Make stronger business decisions with advanced analytics
Part 2 of 2
The first installment of this two-part series examined the core elements of focusing on business decision-making as a key pillar in the analytics conversation. In this concluding post, we’ll look at the other two pillars: embracing an agile culture and investing in an ecosystem of talent.
Embracing an agile culture
How should you continuously control variability and codify the decision logic of the best decision-makers, regardless of geography, domain or business unit? Can you continue to adjust the process in which improved decisions must take place? Is there a way to embed the iterative nature of solution development?
Advanced analytics initiatives have an inherent element of uncertainty. For instance, optimization models may not be able to converge on an ideal solution and predictive algorithms may not be able to achieve a desired level of accuracy. The right solution will differ by company and by project, and will depend on data and experts’ availability, the amount of the project's budget that can be spent on experimentation and on a company’s ability to absorb any cultural change resulting from the project.
To be successful, advanced analytics initiatives require a new project delivery approach that is akin to a scientific discovery, where an iterative, exploratory process is used to determine and implement the best possible analytics solution. For example, a recent IBM client described its goals as reduced power usage (which was the primary operating cost component) and fewer quality-related charges. Having clear and financially quantifiable objectives, the team made effective modeling design decisions while abandoning or trading off lower-level objectives that impeded the overall goal. The financial nature of targeted benefits have also allowed quick “go/no-go” decisions when assessing the benefits of model changes versus the costs of making them. It is also helpful to start with a simple model and continue enhancing the algorithms in iterative cycles to deliver increasingly valuable analytical capabilities, in a manner similar to agile development methodology.
Investing in an ecosystem of talent
Is there an ecosystem of talent available to implement and embed analytics into the organization? When does it become necessary to train, hire or get external help?

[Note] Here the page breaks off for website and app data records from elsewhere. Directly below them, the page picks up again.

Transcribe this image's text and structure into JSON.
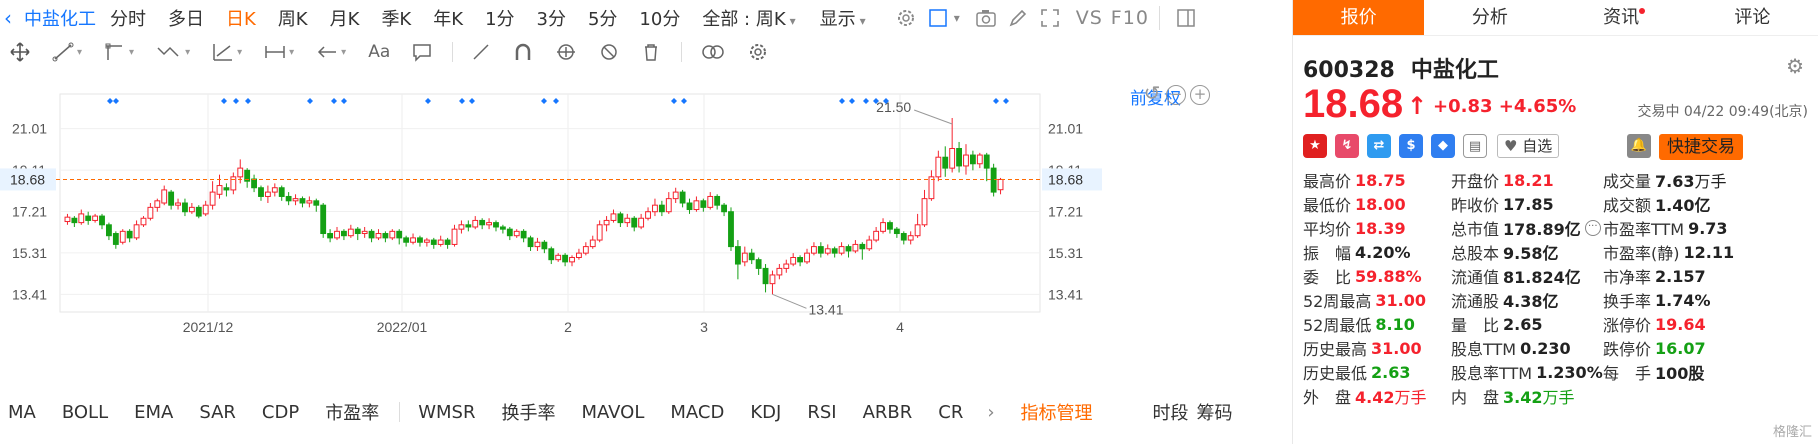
{
  "toolbar": {
    "stock_name": "中盐化工",
    "periods": [
      "分时",
      "多日",
      "日K",
      "周K",
      "月K",
      "季K",
      "年K",
      "1分",
      "3分",
      "5分",
      "10分"
    ],
    "active_period": "日K",
    "range_select": "全部 : 周K",
    "display_label": "显示",
    "vs_label": "VS",
    "f10_label": "F10"
  },
  "chart": {
    "adjust_label": "前复权",
    "current_price_label": "18.68",
    "y_ticks": [
      "21.01",
      "19.11",
      "18.68",
      "17.21",
      "15.31",
      "13.41"
    ],
    "x_labels": [
      "2021/12",
      "2022/01",
      "2",
      "3",
      "4"
    ],
    "max_annotation": "21.50",
    "min_annotation": "13.41",
    "colors": {
      "up": "#f5222d",
      "down": "#14a014",
      "marker": "#1677ff",
      "price_line": "#ff6a00"
    }
  },
  "chart_data": {
    "type": "candlestick",
    "ylim": [
      12.6,
      22.6
    ],
    "x_labels": [
      "2021/12",
      "2022/01",
      "2",
      "3",
      "4"
    ],
    "candles": [
      [
        16.75,
        16.95,
        16.6,
        17.1
      ],
      [
        16.9,
        16.7,
        16.5,
        17.0
      ],
      [
        16.7,
        17.1,
        16.6,
        17.3
      ],
      [
        17.0,
        16.8,
        16.6,
        17.2
      ],
      [
        16.8,
        17.0,
        16.7,
        17.1
      ],
      [
        17.0,
        16.6,
        16.4,
        17.1
      ],
      [
        16.6,
        16.1,
        15.9,
        16.7
      ],
      [
        16.2,
        15.7,
        15.5,
        16.3
      ],
      [
        15.8,
        16.3,
        15.7,
        16.4
      ],
      [
        16.3,
        16.0,
        15.8,
        16.4
      ],
      [
        16.0,
        16.6,
        15.9,
        16.8
      ],
      [
        16.6,
        16.9,
        16.5,
        17.0
      ],
      [
        16.9,
        17.4,
        16.8,
        17.6
      ],
      [
        17.4,
        17.7,
        17.2,
        17.8
      ],
      [
        17.6,
        18.2,
        17.5,
        18.4
      ],
      [
        18.1,
        17.5,
        17.3,
        18.2
      ],
      [
        17.5,
        17.6,
        17.3,
        17.8
      ],
      [
        17.6,
        17.2,
        17.0,
        17.8
      ],
      [
        17.2,
        17.4,
        17.1,
        17.6
      ],
      [
        17.4,
        17.0,
        16.9,
        17.5
      ],
      [
        17.1,
        17.5,
        17.0,
        17.7
      ],
      [
        17.5,
        18.1,
        17.3,
        18.6
      ],
      [
        18.0,
        18.4,
        17.8,
        18.9
      ],
      [
        18.3,
        18.2,
        17.9,
        18.5
      ],
      [
        18.2,
        18.8,
        18.0,
        19.0
      ],
      [
        18.8,
        19.2,
        18.5,
        19.6
      ],
      [
        19.1,
        18.6,
        18.3,
        19.2
      ],
      [
        18.7,
        18.3,
        18.1,
        18.9
      ],
      [
        18.3,
        17.9,
        17.7,
        18.4
      ],
      [
        17.9,
        18.1,
        17.6,
        18.4
      ],
      [
        18.1,
        18.3,
        17.9,
        18.5
      ],
      [
        18.3,
        17.9,
        17.7,
        18.4
      ],
      [
        17.9,
        17.7,
        17.5,
        18.1
      ],
      [
        17.7,
        17.8,
        17.5,
        18.0
      ],
      [
        17.8,
        17.6,
        17.4,
        17.9
      ],
      [
        17.6,
        17.7,
        17.4,
        17.9
      ],
      [
        17.7,
        17.5,
        17.2,
        17.8
      ],
      [
        17.5,
        16.2,
        16.0,
        17.6
      ],
      [
        16.2,
        16.0,
        15.8,
        16.4
      ],
      [
        16.0,
        16.3,
        15.9,
        16.5
      ],
      [
        16.3,
        16.1,
        15.9,
        16.4
      ],
      [
        16.1,
        16.4,
        16.0,
        16.6
      ],
      [
        16.4,
        16.2,
        15.9,
        16.5
      ],
      [
        16.2,
        16.3,
        16.0,
        16.5
      ],
      [
        16.3,
        16.0,
        15.8,
        16.4
      ],
      [
        16.0,
        16.2,
        15.9,
        16.4
      ],
      [
        16.2,
        16.0,
        15.8,
        16.3
      ],
      [
        16.0,
        16.3,
        15.9,
        16.4
      ],
      [
        16.3,
        16.0,
        15.7,
        16.4
      ],
      [
        16.0,
        15.8,
        15.6,
        16.1
      ],
      [
        15.8,
        16.0,
        15.7,
        16.2
      ],
      [
        16.0,
        15.8,
        15.6,
        16.1
      ],
      [
        15.8,
        15.9,
        15.6,
        16.0
      ],
      [
        15.9,
        15.7,
        15.5,
        16.0
      ],
      [
        15.7,
        15.9,
        15.6,
        16.1
      ],
      [
        15.9,
        15.7,
        15.5,
        16.0
      ],
      [
        15.7,
        16.4,
        15.6,
        16.6
      ],
      [
        16.4,
        16.6,
        16.2,
        16.8
      ],
      [
        16.6,
        16.5,
        16.3,
        16.8
      ],
      [
        16.5,
        16.8,
        16.4,
        17.0
      ],
      [
        16.8,
        16.6,
        16.4,
        16.9
      ],
      [
        16.6,
        16.7,
        16.4,
        16.9
      ],
      [
        16.7,
        16.5,
        16.3,
        16.8
      ],
      [
        16.5,
        16.4,
        16.2,
        16.6
      ],
      [
        16.4,
        16.1,
        15.9,
        16.5
      ],
      [
        16.1,
        16.3,
        16.0,
        16.4
      ],
      [
        16.3,
        16.0,
        15.8,
        16.4
      ],
      [
        16.0,
        15.6,
        15.4,
        16.1
      ],
      [
        15.6,
        15.8,
        15.4,
        16.0
      ],
      [
        15.8,
        15.5,
        15.3,
        15.9
      ],
      [
        15.5,
        15.0,
        14.8,
        15.6
      ],
      [
        15.0,
        15.2,
        14.9,
        15.3
      ],
      [
        15.2,
        14.9,
        14.7,
        15.3
      ],
      [
        14.9,
        15.1,
        14.7,
        15.2
      ],
      [
        15.1,
        15.3,
        15.0,
        15.5
      ],
      [
        15.3,
        15.6,
        15.2,
        15.8
      ],
      [
        15.6,
        15.9,
        15.5,
        16.1
      ],
      [
        15.9,
        16.6,
        15.8,
        16.8
      ],
      [
        16.6,
        16.8,
        16.3,
        17.0
      ],
      [
        16.8,
        17.1,
        16.7,
        17.3
      ],
      [
        17.1,
        16.7,
        16.5,
        17.2
      ],
      [
        16.7,
        16.9,
        16.5,
        17.1
      ],
      [
        16.9,
        16.5,
        16.3,
        17.0
      ],
      [
        16.5,
        16.9,
        16.4,
        17.1
      ],
      [
        16.9,
        17.2,
        16.8,
        17.4
      ],
      [
        17.2,
        17.5,
        17.0,
        17.8
      ],
      [
        17.5,
        17.2,
        17.0,
        17.7
      ],
      [
        17.2,
        17.8,
        17.1,
        18.1
      ],
      [
        17.8,
        18.1,
        17.6,
        18.3
      ],
      [
        18.1,
        17.6,
        17.4,
        18.2
      ],
      [
        17.6,
        17.3,
        17.1,
        17.8
      ],
      [
        17.3,
        17.7,
        17.2,
        17.9
      ],
      [
        17.7,
        17.4,
        17.2,
        17.8
      ],
      [
        17.4,
        17.9,
        17.3,
        18.1
      ],
      [
        17.9,
        17.5,
        17.3,
        18.0
      ],
      [
        17.5,
        17.2,
        17.0,
        17.6
      ],
      [
        17.2,
        15.6,
        15.4,
        17.4
      ],
      [
        15.6,
        14.8,
        14.1,
        15.9
      ],
      [
        14.9,
        15.3,
        14.7,
        15.6
      ],
      [
        15.3,
        15.0,
        14.8,
        15.5
      ],
      [
        15.0,
        14.6,
        14.3,
        15.1
      ],
      [
        14.6,
        13.9,
        13.5,
        14.8
      ],
      [
        13.9,
        14.3,
        13.41,
        14.5
      ],
      [
        14.3,
        14.6,
        14.1,
        14.8
      ],
      [
        14.6,
        14.8,
        14.4,
        15.0
      ],
      [
        14.8,
        15.1,
        14.7,
        15.3
      ],
      [
        15.1,
        14.9,
        14.7,
        15.2
      ],
      [
        14.9,
        15.3,
        14.8,
        15.5
      ],
      [
        15.3,
        15.6,
        15.2,
        15.8
      ],
      [
        15.6,
        15.3,
        15.1,
        15.8
      ],
      [
        15.3,
        15.5,
        15.2,
        15.7
      ],
      [
        15.5,
        15.3,
        15.1,
        15.6
      ],
      [
        15.3,
        15.6,
        15.2,
        15.8
      ],
      [
        15.6,
        15.4,
        15.1,
        15.7
      ],
      [
        15.4,
        15.7,
        15.3,
        15.9
      ],
      [
        15.7,
        15.5,
        15.0,
        15.8
      ],
      [
        15.5,
        15.9,
        15.4,
        16.1
      ],
      [
        15.9,
        16.3,
        15.8,
        16.5
      ],
      [
        16.3,
        16.7,
        16.2,
        16.9
      ],
      [
        16.7,
        16.4,
        16.2,
        16.8
      ],
      [
        16.4,
        16.2,
        16.0,
        16.5
      ],
      [
        16.2,
        15.9,
        15.7,
        16.3
      ],
      [
        15.9,
        16.1,
        15.7,
        16.3
      ],
      [
        16.1,
        16.6,
        16.0,
        17.1
      ],
      [
        16.6,
        17.8,
        16.5,
        18.2
      ],
      [
        17.8,
        18.8,
        17.7,
        19.1
      ],
      [
        18.8,
        19.7,
        18.6,
        20.0
      ],
      [
        19.7,
        19.2,
        18.8,
        20.2
      ],
      [
        19.2,
        20.1,
        19.0,
        21.5
      ],
      [
        20.1,
        19.3,
        19.0,
        20.4
      ],
      [
        19.3,
        19.8,
        18.9,
        20.3
      ],
      [
        19.8,
        19.4,
        19.1,
        20.0
      ],
      [
        19.4,
        19.8,
        19.2,
        19.9
      ],
      [
        19.8,
        19.2,
        18.6,
        19.9
      ],
      [
        19.2,
        18.1,
        17.9,
        19.4
      ],
      [
        18.21,
        18.68,
        18.0,
        18.75
      ]
    ],
    "marker_dates_x": [
      110,
      116,
      224,
      236,
      248,
      310,
      334,
      344,
      428,
      462,
      472,
      544,
      556,
      674,
      684,
      842,
      852,
      866,
      876,
      886,
      996,
      1006
    ]
  },
  "drawtools": [
    "move",
    "line",
    "channel",
    "wave",
    "fib",
    "measure",
    "arrow",
    "text",
    "note",
    "pencil",
    "magnet",
    "ruler",
    "hide",
    "delete",
    "compare",
    "settings"
  ],
  "indicators": {
    "main": [
      "MA",
      "BOLL",
      "EMA",
      "SAR",
      "CDP",
      "市盈率"
    ],
    "sub": [
      "WMSR",
      "换手率",
      "MAVOL",
      "MACD",
      "KDJ",
      "RSI",
      "ARBR",
      "CR"
    ],
    "manager": "指标管理",
    "right": [
      "时段",
      "筹码"
    ]
  },
  "panel": {
    "tabs": [
      "报价",
      "分析",
      "资讯",
      "评论"
    ],
    "code": "600328",
    "name": "中盐化工",
    "price": "18.68",
    "change": "+0.83",
    "change_pct": "+4.65%",
    "status": "交易中 04/22 09:49(北京)",
    "watch": "自选",
    "fast_trade": "快捷交易",
    "stats": [
      [
        {
          "label": "最高价",
          "value": "18.75",
          "color": "red"
        },
        {
          "label": "开盘价",
          "value": "18.21",
          "color": "red"
        },
        {
          "label": "成交量",
          "value": "7.63",
          "unit": "万手",
          "color": "black"
        }
      ],
      [
        {
          "label": "最低价",
          "value": "18.00",
          "color": "red"
        },
        {
          "label": "昨收价",
          "value": "17.85",
          "color": "black"
        },
        {
          "label": "成交额",
          "value": "1.40亿",
          "color": "black"
        }
      ],
      [
        {
          "label": "平均价",
          "value": "18.39",
          "color": "red"
        },
        {
          "label": "总市值",
          "value": "178.89亿",
          "color": "black",
          "more": "···"
        },
        {
          "label": "市盈率TTM",
          "value": "9.73",
          "color": "black"
        }
      ],
      [
        {
          "label": "振　幅",
          "value": "4.20%",
          "color": "black"
        },
        {
          "label": "总股本",
          "value": "9.58亿",
          "color": "black"
        },
        {
          "label": "市盈率(静)",
          "value": "12.11",
          "color": "black"
        }
      ],
      [
        {
          "label": "委　比",
          "value": "59.88%",
          "color": "red"
        },
        {
          "label": "流通值",
          "value": "81.824亿",
          "color": "black"
        },
        {
          "label": "市净率",
          "value": "2.157",
          "color": "black"
        }
      ],
      [
        {
          "label": "52周最高",
          "value": "31.00",
          "color": "red"
        },
        {
          "label": "流通股",
          "value": "4.38亿",
          "color": "black"
        },
        {
          "label": "换手率",
          "value": "1.74%",
          "color": "black"
        }
      ],
      [
        {
          "label": "52周最低",
          "value": "8.10",
          "color": "green"
        },
        {
          "label": "量　比",
          "value": "2.65",
          "color": "black"
        },
        {
          "label": "涨停价",
          "value": "19.64",
          "color": "red"
        }
      ],
      [
        {
          "label": "历史最高",
          "value": "31.00",
          "color": "red"
        },
        {
          "label": "股息TTM",
          "value": "0.230",
          "color": "black"
        },
        {
          "label": "跌停价",
          "value": "16.07",
          "color": "green"
        }
      ],
      [
        {
          "label": "历史最低",
          "value": "2.63",
          "color": "green"
        },
        {
          "label": "股息率TTM",
          "value": "1.230%",
          "color": "black"
        },
        {
          "label": "每　手",
          "value": "100股",
          "color": "black"
        }
      ],
      [
        {
          "label": "外　盘",
          "value": "4.42",
          "unit": "万手",
          "color": "red"
        },
        {
          "label": "内　盘",
          "value": "3.42",
          "unit": "万手",
          "color": "green"
        },
        {
          "label": "",
          "value": "",
          "color": "black"
        }
      ]
    ],
    "watermark": "格隆汇"
  }
}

IBM experience has shown that a project team organized around outcome-based activities rather than expertise clusters is more effective. Although this way of organizing the team can at first create friction between members accustomed to different work styles, productivity gained over the life of the project justifies the initial challenges.
Analytics talent management includes these three components:
- Center of Excellence (CoE): A small group of resident experts with business domain knowledge and stakeholder relationships should be responsible for all analytics projects in the organization. In addition to providing continuity and consistency in project delivery, this executive team should support the business case, quantify benefits and leverage early adopters and cultural transformation.
- Innovation and implementation partner: An external organization with industry best practices, research credentials and scale in technical capabilities should be engaged on a program or project basis to co-manage and staff advanced analytics implementation. They also should offer industry and domain-specific turnkey solutions to enable faster business value.
- Data and technology experts: These resident technologists should understand the data sources intimately and know how they can be deployed to implement a project anywhere in the organization.
Advanced analytics solutions take advantage of complex mathematic algorithms to attain a level of analysis not possible or practical to achieve using conventional analytic methods (for example, simple regression or correlation analysis). They provide consistent and reliable decision-support capabilities that improve speed, quality and profitability in areas such as customer service, product design, investment decisions, equipment reliability, assets utilization, workforce optimization, infrastructure planning and safety improvement. Advanced analytics leads to enhanced decision-making that helps deliver a swift and high return on investment (ROI). Market leaders are embracing these opportunities as advanced analytics initiatives are implemented at a growing number of companies. Whether the analytics maturity of the organization is Spectators, The Pack, Joggers or Front Runners, by focusing on the three strategic pillars discussed in this series, the organization will be well positioned to enable better decision-making.
To start your advanced analytics journey today, visit this IBM advanced analytics resource page.